◆ EXERCISE INPUT ◆

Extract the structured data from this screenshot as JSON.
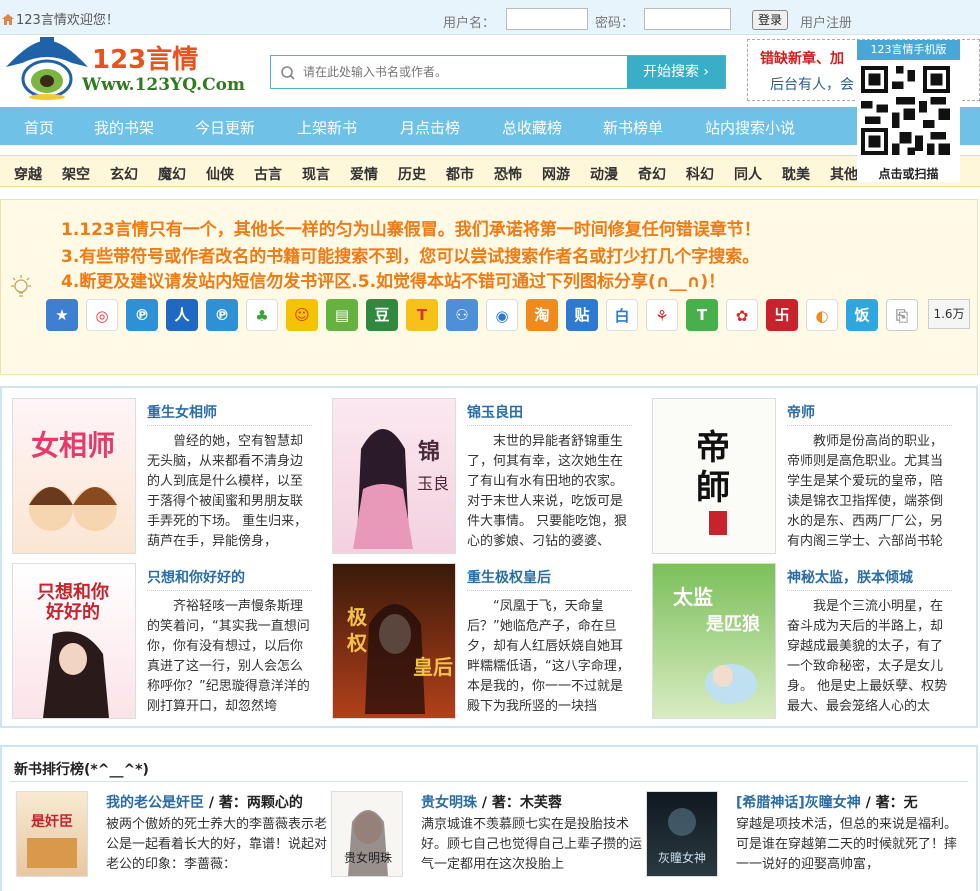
{
  "topbar": {
    "welcome": "123言情欢迎您！",
    "username_label": "用户名：",
    "password_label": "密码：",
    "login_button": "登录",
    "register_link": "用户注册"
  },
  "header": {
    "brand": "123言情",
    "site_url": "Www.123YQ.Com",
    "search_placeholder": "请在此处输入书名或作者。",
    "search_button": "开始搜索",
    "notice_line1": "错缺新章、加",
    "notice_line2": "后台有人，会"
  },
  "nav": [
    "首页",
    "我的书架",
    "今日更新",
    "上架新书",
    "月点击榜",
    "总收藏榜",
    "新书榜单",
    "站内搜索小说"
  ],
  "mobile": {
    "title": "123言情手机版",
    "caption": "点击或扫描"
  },
  "categories": [
    "穿越",
    "架空",
    "玄幻",
    "魔幻",
    "仙侠",
    "古言",
    "现言",
    "爱情",
    "历史",
    "都市",
    "恐怖",
    "网游",
    "动漫",
    "奇幻",
    "科幻",
    "同人",
    "耽美",
    "其他"
  ],
  "announcement": {
    "line1": "1.123言情只有一个，其他长一样的匀为山寨假冒。我们承诺将第一时间修复任何错误章节！",
    "line2": "3.有些带符号或作者改名的书籍可能搜索不到，您可以尝试搜索作者名或打少打几个字搜索。",
    "line3": "4.断更及建议请发站内短信勿发书评区.5.如觉得本站不错可通过下列图标分享(∩__∩)！",
    "share_count": "1.6万"
  },
  "featured": [
    {
      "title": "重生女相师",
      "cover_text": "女相师",
      "desc": "曾经的她，空有智慧却无头脑，从来都看不清身边的人到底是什么模样，以至于落得个被闺蜜和男朋友联手弄死的下场。 重生归来，葫芦在手，异能傍身，"
    },
    {
      "title": "锦玉良田",
      "cover_text": "锦玉良田",
      "desc": "末世的异能者舒锦重生了，何其有幸，这次她生在了有山有水有田地的农家。对于末世人来说，吃饭可是件大事情。 只要能吃饱，狠心的爹娘、刁钻的婆婆、"
    },
    {
      "title": "帝师",
      "cover_text": "帝師",
      "desc": "教师是份高尚的职业，帝师则是高危职业。尤其当学生是某个爱玩的皇帝，陪读是锦衣卫指挥使，端茶倒水的是东、西两厂厂公，另有内阁三学士、六部尚书轮"
    },
    {
      "title": "只想和你好好的",
      "cover_text": "只想和你好好的",
      "desc": "齐裕轻咳一声慢条斯理的笑着问，“其实我一直想问你，你有没有想过，以后你真进了这一行，别人会怎么称呼你？”纪思璇得意洋洋的刚打算开口，却忽然垮"
    },
    {
      "title": "重生极权皇后",
      "cover_text": "极权皇后",
      "desc": "“凤凰于飞，天命皇后？”她临危产子，命在旦夕，却有人红唇妖娆自她耳畔糯糯低语，“这八字命理，本是我的，你一一不过就是殿下为我所竖的一块挡"
    },
    {
      "title": "神秘太监，朕本倾城",
      "cover_text": "太监是匹狼",
      "desc": "我是个三流小明星，在奋斗成为天后的半路上，却穿越成最美貌的太子，有了一个致命秘密，太子是女儿身。 他是史上最妖孽、权势最大、最会笼络人心的太"
    }
  ],
  "ranking": {
    "title": "新书排行榜(*^__^*)",
    "items": [
      {
        "name": "我的老公是奸臣",
        "author": " / 著：两颗心的",
        "cover_text": "是奸臣",
        "desc": "被两个傲娇的死士养大的李蔷薇表示老公是一起看着长大的好，靠谱！说起对老公的印象：李蔷薇："
      },
      {
        "name": "贵女明珠",
        "author": " / 著：木芙蓉",
        "cover_text": "贵女明珠",
        "desc": "满京城谁不羡慕顾七实在是投胎技术好。顾七自己也觉得自己上辈子攒的运气一定都用在这次投胎上"
      },
      {
        "name": "[希腊神话]灰瞳女神",
        "author": " / 著：无",
        "cover_text": "灰瞳女神",
        "desc": "穿越是项技术活，但总的来说是福利。可是谁在穿越第二天的时候就死了！摔一一说好的迎娶高帅富，"
      }
    ]
  },
  "colors": {
    "nav_bg": "#6fc1e7",
    "brand_orange": "#e8531d",
    "announce_text": "#f07a14",
    "link_blue": "#2b6ea6"
  }
}
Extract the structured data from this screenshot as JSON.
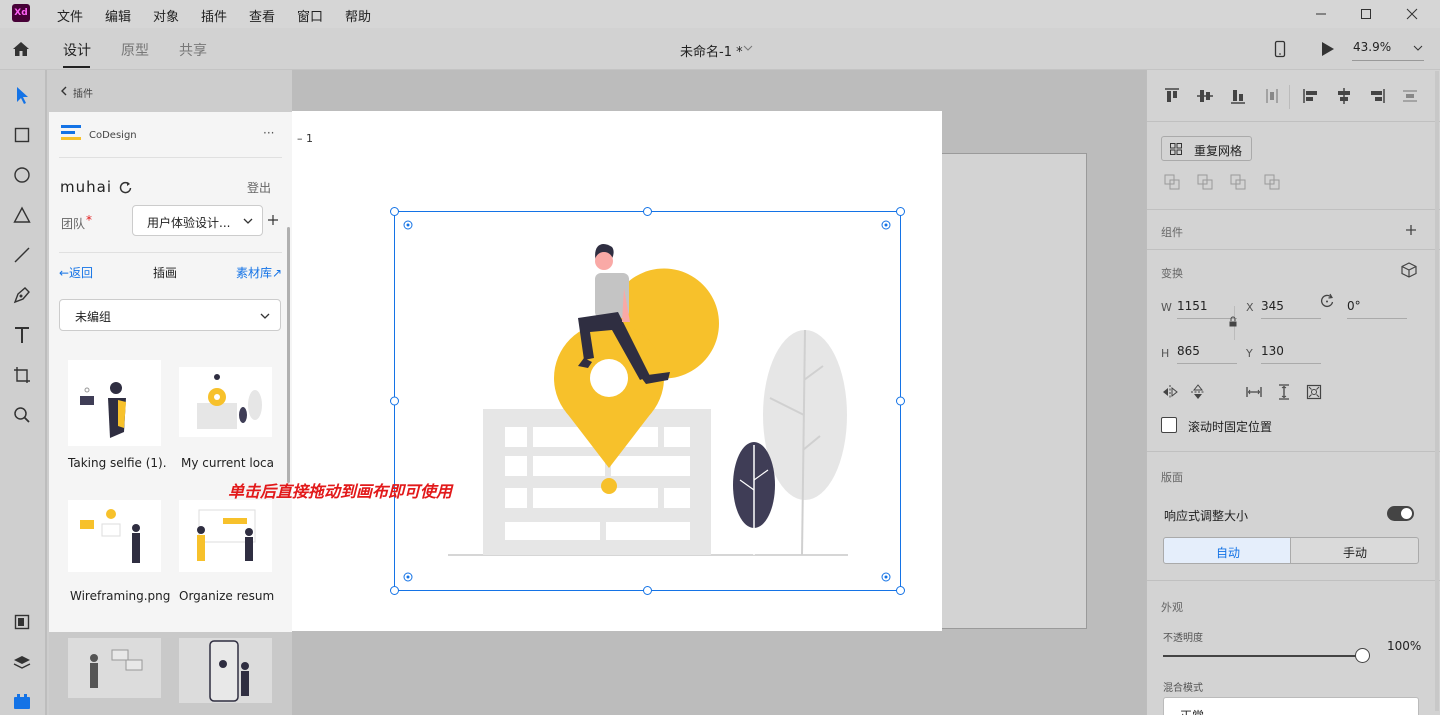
{
  "app": {
    "logo": "Xd",
    "menu": [
      "文件",
      "编辑",
      "对象",
      "插件",
      "查看",
      "窗口",
      "帮助"
    ]
  },
  "toolbar": {
    "tabs": [
      "设计",
      "原型",
      "共享"
    ],
    "doc_title": "未命名-1 *",
    "zoom": "43.9%"
  },
  "artboard": {
    "label": "– 1"
  },
  "plugin": {
    "back_label": "插件",
    "name": "CoDesign",
    "more": "···",
    "username": "muhai",
    "logout": "登出",
    "team_label": "团队",
    "team_required": "*",
    "team_value": "用户体验设计...",
    "nav_back": "←返回",
    "nav_title": "插画",
    "nav_library": "素材库↗",
    "group_select": "未编组",
    "items": [
      {
        "label": "Taking selfie (1)."
      },
      {
        "label": "My current loca"
      },
      {
        "label": "Wireframing.png"
      },
      {
        "label": "Organize resum"
      }
    ]
  },
  "hint": "单击后直接拖动到画布即可使用",
  "right": {
    "repeat_grid": "重复网格",
    "components": "组件",
    "transform": "变换",
    "w_label": "W",
    "w_value": "1151",
    "x_label": "X",
    "x_value": "345",
    "rotation": "0°",
    "h_label": "H",
    "h_value": "865",
    "y_label": "Y",
    "y_value": "130",
    "fixed_scroll": "滚动时固定位置",
    "layout": "版面",
    "responsive": "响应式调整大小",
    "auto": "自动",
    "manual": "手动",
    "appearance": "外观",
    "opacity_label": "不透明度",
    "opacity_value": "100%",
    "blend_label": "混合模式",
    "blend_value": "正常"
  },
  "colors": {
    "accent": "#1473e6",
    "yellow": "#f7c12b",
    "hint": "#e2191a",
    "dark": "#2f2e41"
  }
}
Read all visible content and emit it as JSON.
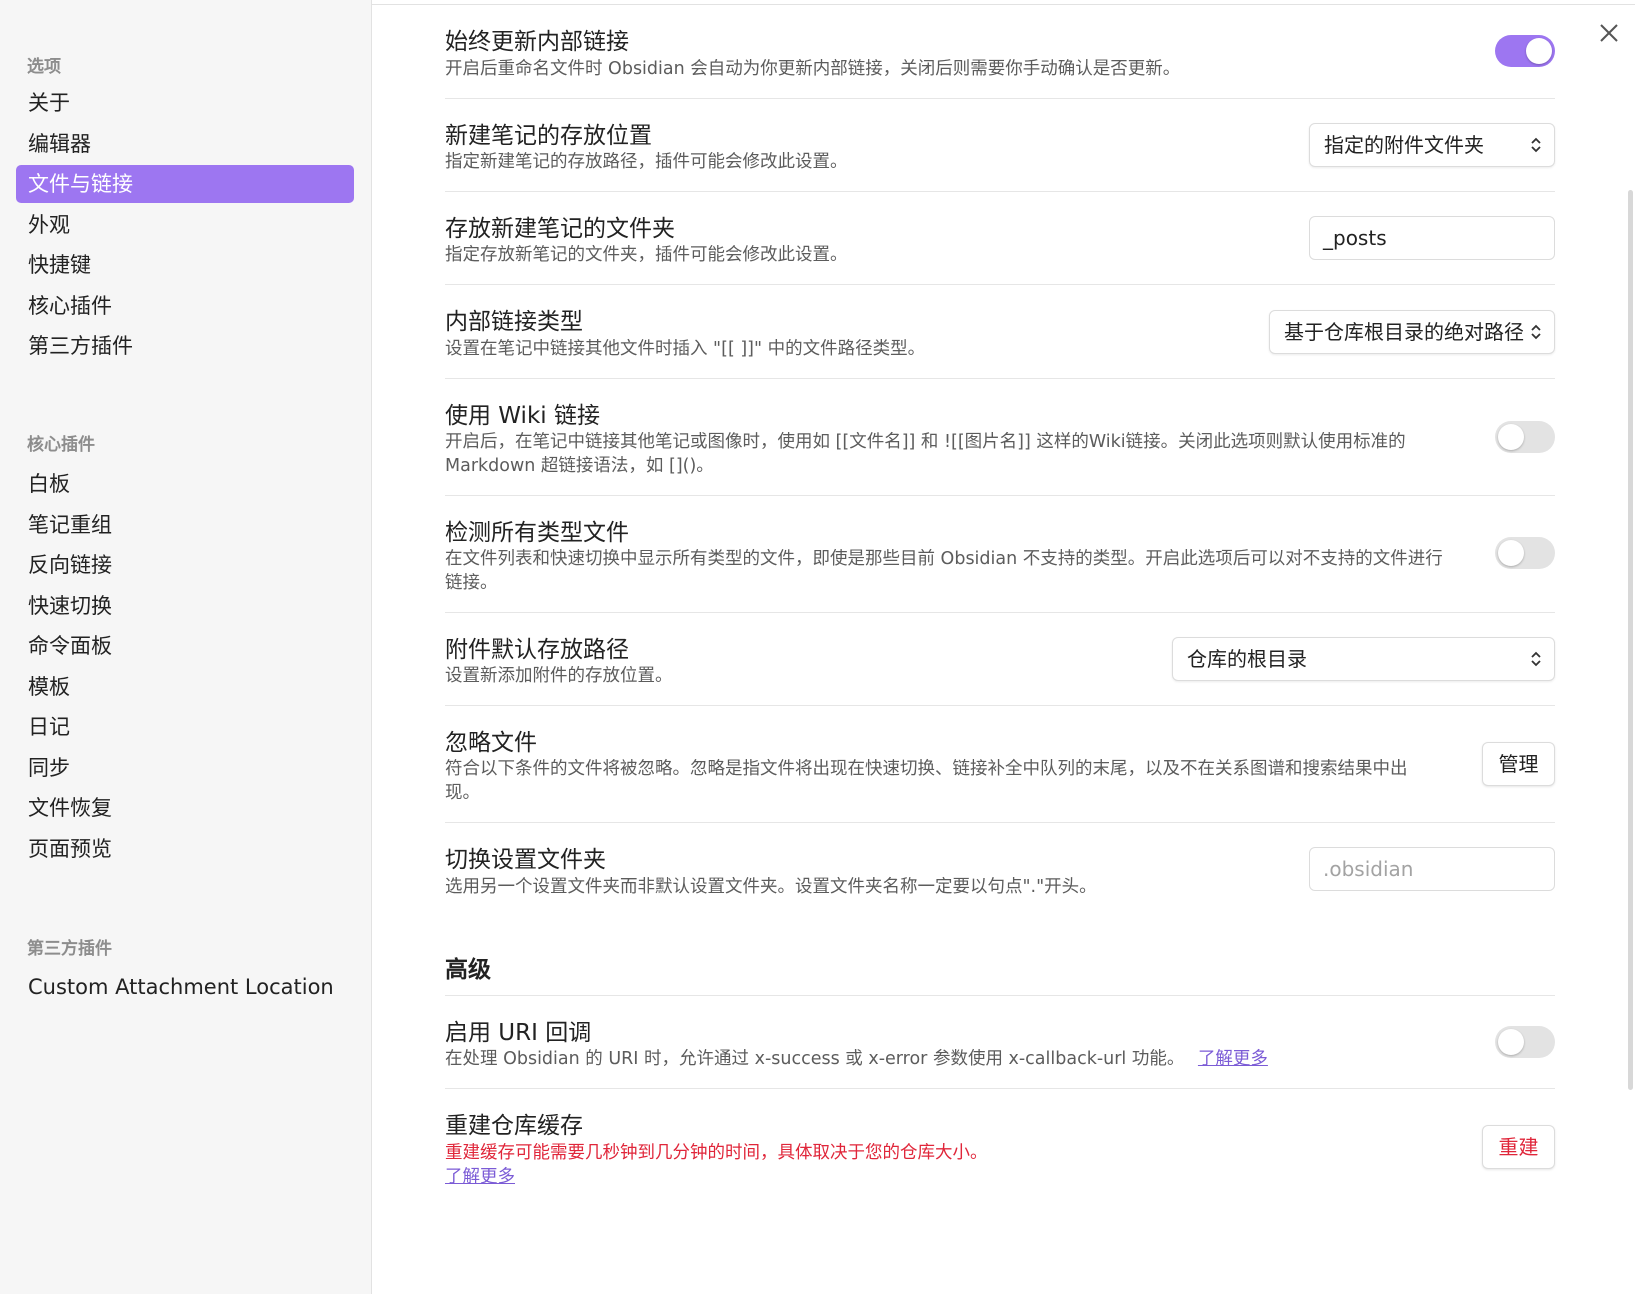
{
  "sidebar": {
    "groups": [
      {
        "title": "选项",
        "items": [
          {
            "label": "关于",
            "active": false
          },
          {
            "label": "编辑器",
            "active": false
          },
          {
            "label": "文件与链接",
            "active": true
          },
          {
            "label": "外观",
            "active": false
          },
          {
            "label": "快捷键",
            "active": false
          },
          {
            "label": "核心插件",
            "active": false
          },
          {
            "label": "第三方插件",
            "active": false
          }
        ]
      },
      {
        "title": "核心插件",
        "items": [
          {
            "label": "白板"
          },
          {
            "label": "笔记重组"
          },
          {
            "label": "反向链接"
          },
          {
            "label": "快速切换"
          },
          {
            "label": "命令面板"
          },
          {
            "label": "模板"
          },
          {
            "label": "日记"
          },
          {
            "label": "同步"
          },
          {
            "label": "文件恢复"
          },
          {
            "label": "页面预览"
          }
        ]
      },
      {
        "title": "第三方插件",
        "items": [
          {
            "label": "Custom Attachment Location"
          }
        ]
      }
    ]
  },
  "close_icon": "close-icon",
  "accent_color": "#9d76f1",
  "settings": [
    {
      "title": "始终更新内部链接",
      "desc": "开启后重命名文件时 Obsidian 会自动为你更新内部链接，关闭后则需要你手动确认是否更新。",
      "control": "toggle",
      "on": true
    },
    {
      "title": "新建笔记的存放位置",
      "desc": "指定新建笔记的存放路径，插件可能会修改此设置。",
      "control": "select",
      "value": "指定的附件文件夹"
    },
    {
      "title": "存放新建笔记的文件夹",
      "desc": "指定存放新笔记的文件夹，插件可能会修改此设置。",
      "control": "input",
      "value": "_posts"
    },
    {
      "title": "内部链接类型",
      "desc": "设置在笔记中链接其他文件时插入 \"[[ ]]\" 中的文件路径类型。",
      "control": "select",
      "value": "基于仓库根目录的绝对路径"
    },
    {
      "title": "使用 Wiki 链接",
      "desc1": "开启后，在笔记中链接其他笔记或图像时，使用如 [[文件名]] 和 ![[图片名]] 这样的Wiki链接。关闭此选项则默认使用标准的",
      "desc2": "Markdown 超链接语法，如 []()。",
      "control": "toggle",
      "on": false
    },
    {
      "title": "检测所有类型文件",
      "desc1": "在文件列表和快速切换中显示所有类型的文件，即使是那些目前 Obsidian 不支持的类型。开启此选项后可以对不支持的文件进行",
      "desc2": "链接。",
      "control": "toggle",
      "on": false
    },
    {
      "title": "附件默认存放路径",
      "desc": "设置新添加附件的存放位置。",
      "control": "select",
      "value": "仓库的根目录"
    },
    {
      "title": "忽略文件",
      "desc1": "符合以下条件的文件将被忽略。忽略是指文件将出现在快速切换、链接补全中队列的末尾，以及不在关系图谱和搜索结果中出",
      "desc2": "现。",
      "control": "button",
      "button_label": "管理"
    },
    {
      "title": "切换设置文件夹",
      "desc": "选用另一个设置文件夹而非默认设置文件夹。设置文件夹名称一定要以句点\".\"开头。",
      "control": "input",
      "placeholder": ".obsidian"
    }
  ],
  "advanced": {
    "heading": "高级",
    "uri": {
      "title": "启用 URI 回调",
      "desc": "在处理 Obsidian 的 URI 时，允许通过 x-success 或 x-error 参数使用 x-callback-url 功能。",
      "link": "了解更多",
      "on": false
    },
    "rebuild": {
      "title": "重建仓库缓存",
      "desc": "重建缓存可能需要几秒钟到几分钟的时间，具体取决于您的仓库大小。",
      "link": "了解更多",
      "button_label": "重建"
    }
  }
}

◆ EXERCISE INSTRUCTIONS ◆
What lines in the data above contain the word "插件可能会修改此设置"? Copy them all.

◆ REPLY ◆
      "desc": "指定新建笔记的存放路径，插件可能会修改此设置。",
      "desc": "指定存放新笔记的文件夹，插件可能会修改此设置。",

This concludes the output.